The SAS provides
(1) high-resolution, high-bandwidth aspect information for image reconstruction,
(2) real-time aspect error signals for spacecraft pointing, (3) monitoring
of the relative twist of the two grid trays, and (4) full-Sun white-light
images for coalignment with ground-based images. The SAS is similar to
the aspect system on HEIDI that demonstrated 0.5-arcsec performance at
balloon altitudes. It consists of three identical lens-filter assemblies
mounted on the forward grid tray to form full-Sun images on three 2048
x 13-µm linear diode arrays mounted on the rear grid tray. Simultaneous
exposures of three chords of the focused solar images are made every 10
ms by each of the arrays. A digital threshold algorithm is used to select
four pixels that span each solar limb for inclusion in the telemetry. These
digitized pixel outputs allow six precise locations of the solar limb to
be obtained on the ground by interpolation, thus providing knowledge of
Sun center in pitch and yaw to 1.5 arcsec (3 sigma).
When the SAS is
pointing to within ~0.2° of Sun center, simple algorithms using the
limb pixel numbers also provide real-time error signals with ~<10 arcsec
precision to the spacecraft Attitude Control System (ACS). Use of the SAS
in this way for both imaging and pointing avoids problems of coalignment.
The SAS is also used as a solar acquisition sensor with an effective radial
field of view of 46 arcmin by the detection of a single limb in any one
of the three diode arrays.
Although the aspect solution itself is independent of twist, the internal
consistency of the three independent solutions possible with the built-in redundancy provides
a continuous, highly sensitive measure of the relative twist of the upper and lower grid trays
during flight. The SAS aspect requirement of 1.5 arcsec corresponds to a sensitivity to relative
twist of 0.4 arcmin. During prelaunch coalignment tests, this SAS twist measurement is calibrated

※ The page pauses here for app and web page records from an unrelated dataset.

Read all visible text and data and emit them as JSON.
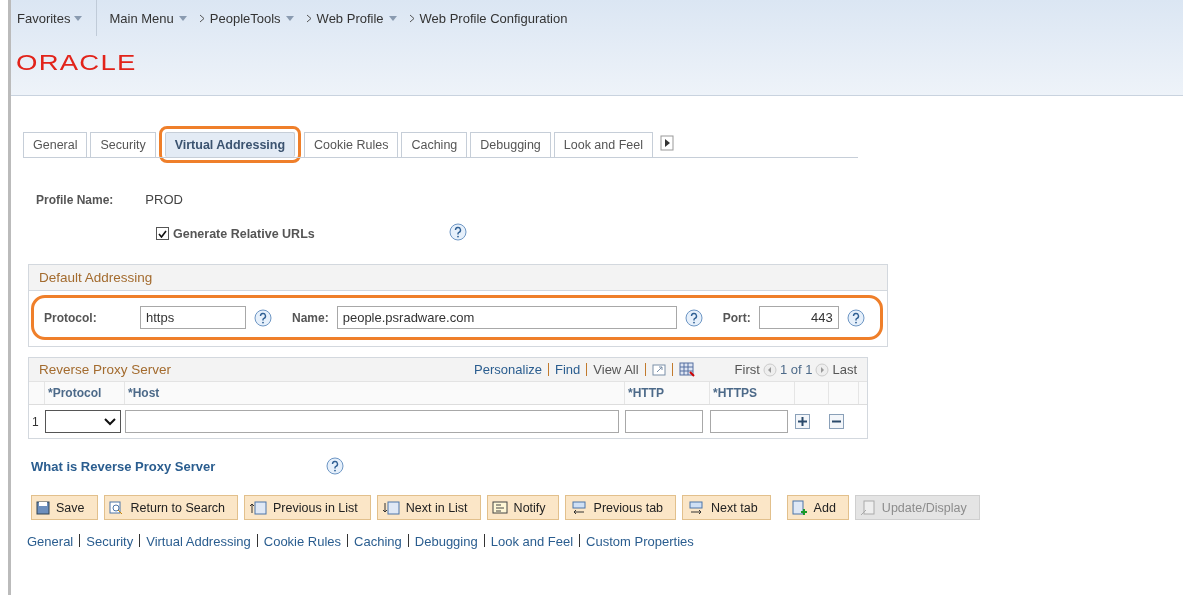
{
  "breadcrumb": {
    "favorites": "Favorites",
    "items": [
      {
        "label": "Main Menu",
        "dropdown": true
      },
      {
        "label": "PeopleTools",
        "dropdown": true
      },
      {
        "label": "Web Profile",
        "dropdown": true
      },
      {
        "label": "Web Profile Configuration",
        "dropdown": false
      }
    ]
  },
  "logo": "ORACLE",
  "tabs": [
    {
      "label": "General",
      "selected": false
    },
    {
      "label": "Security",
      "selected": false
    },
    {
      "label": "Virtual Addressing",
      "selected": true
    },
    {
      "label": "Cookie Rules",
      "selected": false
    },
    {
      "label": "Caching",
      "selected": false
    },
    {
      "label": "Debugging",
      "selected": false
    },
    {
      "label": "Look and Feel",
      "selected": false
    }
  ],
  "profile": {
    "label": "Profile Name:",
    "value": "PROD"
  },
  "relative_urls": {
    "label": "Generate Relative URLs",
    "checked": true
  },
  "default_addressing": {
    "title": "Default Addressing",
    "protocol_label": "Protocol:",
    "protocol": "https",
    "name_label": "Name:",
    "name": "people.psradware.com",
    "port_label": "Port:",
    "port": "443"
  },
  "proxy_grid": {
    "title": "Reverse Proxy Server",
    "links": [
      "Personalize",
      "Find",
      "View All"
    ],
    "first": "First",
    "count": "1 of 1",
    "last": "Last",
    "columns": [
      "*Protocol",
      "*Host",
      "*HTTP",
      "*HTTPS"
    ],
    "rows": [
      {
        "number": "1"
      }
    ]
  },
  "help_link": "What is Reverse Proxy Server",
  "buttons": [
    {
      "label": "Save",
      "kind": "save",
      "disabled": false
    },
    {
      "label": "Return to Search",
      "kind": "search",
      "disabled": false
    },
    {
      "label": "Previous in List",
      "kind": "prevlist",
      "disabled": false
    },
    {
      "label": "Next in List",
      "kind": "nextlist",
      "disabled": false
    },
    {
      "label": "Notify",
      "kind": "notify",
      "disabled": false
    },
    {
      "label": "Previous tab",
      "kind": "prevtab",
      "disabled": false
    },
    {
      "label": "Next tab",
      "kind": "nexttab",
      "disabled": false
    },
    {
      "label": "Add",
      "kind": "add",
      "disabled": false
    },
    {
      "label": "Update/Display",
      "kind": "update",
      "disabled": true
    }
  ],
  "footer_links": [
    "General",
    "Security",
    "Virtual Addressing",
    "Cookie Rules",
    "Caching",
    "Debugging",
    "Look and Feel",
    "Custom Properties"
  ]
}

against that provided by the Twist Monitoring System (TMS).
The SAS was built by the Paul Scherrer Institute in Switzerland.